> WORK TO BE COMPLETED: Each line of the records that holds the word "Price" should be copied out.

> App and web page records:
——————————

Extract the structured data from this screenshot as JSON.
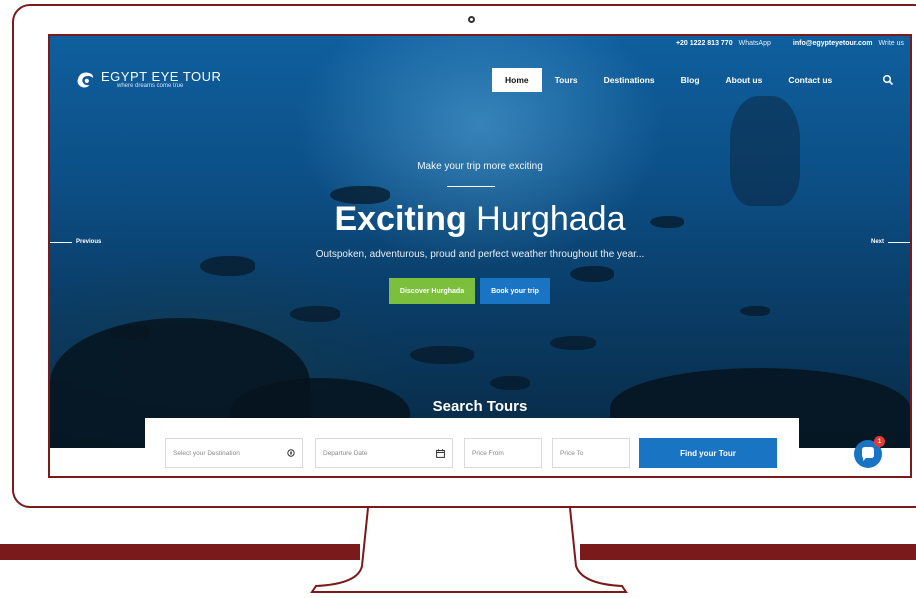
{
  "topbar": {
    "phone": "+20 1222 813 770",
    "whatsapp": "WhatsApp",
    "email": "info@egypteyetour.com",
    "write": "Write us"
  },
  "logo": {
    "title": "EGYPT EYE TOUR",
    "subtitle": "where dreams come true"
  },
  "nav": {
    "items": [
      {
        "label": "Home"
      },
      {
        "label": "Tours"
      },
      {
        "label": "Destinations"
      },
      {
        "label": "Blog"
      },
      {
        "label": "About us"
      },
      {
        "label": "Contact us"
      }
    ]
  },
  "hero": {
    "kicker": "Make your trip more exciting",
    "title_bold": "Exciting",
    "title_light": "Hurghada",
    "subtitle": "Outspoken, adventurous, proud and perfect weather throughout the year...",
    "primary_cta": "Discover Hurghada",
    "secondary_cta": "Book your trip",
    "prev_label": "Previous",
    "next_label": "Next"
  },
  "search": {
    "title": "Search Tours",
    "destination_placeholder": "Select your Destination",
    "date_placeholder": "Departure Date",
    "price_from_placeholder": "Price From",
    "price_to_placeholder": "Price To",
    "submit_label": "Find your Tour"
  },
  "chat": {
    "badge": "1"
  },
  "colors": {
    "brand_maroon": "#7a1a1a",
    "accent_blue": "#1a74c4",
    "accent_green": "#7bbf3d"
  }
}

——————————

> REPLY TO THE EXERCISE:
    "price_from_placeholder": "Price From",
    "price_to_placeholder": "Price To",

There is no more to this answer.